> **What is expected**
Every line below should be repeated exactly as written.

(Excerpts from an interface dataset)
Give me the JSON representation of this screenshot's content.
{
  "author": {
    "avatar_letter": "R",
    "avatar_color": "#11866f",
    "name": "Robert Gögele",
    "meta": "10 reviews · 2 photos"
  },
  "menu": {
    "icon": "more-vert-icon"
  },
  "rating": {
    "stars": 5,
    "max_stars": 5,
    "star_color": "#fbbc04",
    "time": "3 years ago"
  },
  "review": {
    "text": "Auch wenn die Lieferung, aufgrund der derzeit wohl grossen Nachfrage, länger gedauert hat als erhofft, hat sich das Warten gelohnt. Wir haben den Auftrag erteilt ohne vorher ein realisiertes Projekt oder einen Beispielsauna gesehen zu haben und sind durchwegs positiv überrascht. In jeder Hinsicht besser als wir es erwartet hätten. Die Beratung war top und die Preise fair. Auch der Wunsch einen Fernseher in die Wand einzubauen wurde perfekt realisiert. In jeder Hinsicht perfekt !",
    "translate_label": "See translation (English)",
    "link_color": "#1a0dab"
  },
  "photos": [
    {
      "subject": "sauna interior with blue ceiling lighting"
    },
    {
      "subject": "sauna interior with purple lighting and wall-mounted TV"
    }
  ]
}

> **Solution to this task**
Give me the JSON representation of this screenshot's content.
{
  "author": {
    "avatar_letter": "R",
    "avatar_color": "#11866f",
    "name": "Robert Gögele",
    "meta": "10 reviews · 2 photos"
  },
  "menu": {
    "icon": "more-vert-icon"
  },
  "rating": {
    "stars": 5,
    "max_stars": 5,
    "star_color": "#fbbc04",
    "time": "3 years ago"
  },
  "review": {
    "text": "Auch wenn die Lieferung, aufgrund der derzeit wohl grossen Nachfrage, länger gedauert hat als erhofft, hat sich das Warten gelohnt. Wir haben den Auftrag erteilt ohne vorher ein realisiertes Projekt oder einen Beispielsauna gesehen zu haben und sind durchwegs positiv überrascht. In jeder Hinsicht besser als wir es erwartet hätten. Die Beratung war top und die Preise fair. Auch der Wunsch einen Fernseher in die Wand einzubauen wurde perfekt realisiert. In jeder Hinsicht perfekt !",
    "translate_label": "See translation (English)",
    "link_color": "#1a0dab"
  },
  "photos": [
    {
      "subject": "sauna interior with blue ceiling lighting"
    },
    {
      "subject": "sauna interior with purple lighting and wall-mounted TV"
    }
  ]
}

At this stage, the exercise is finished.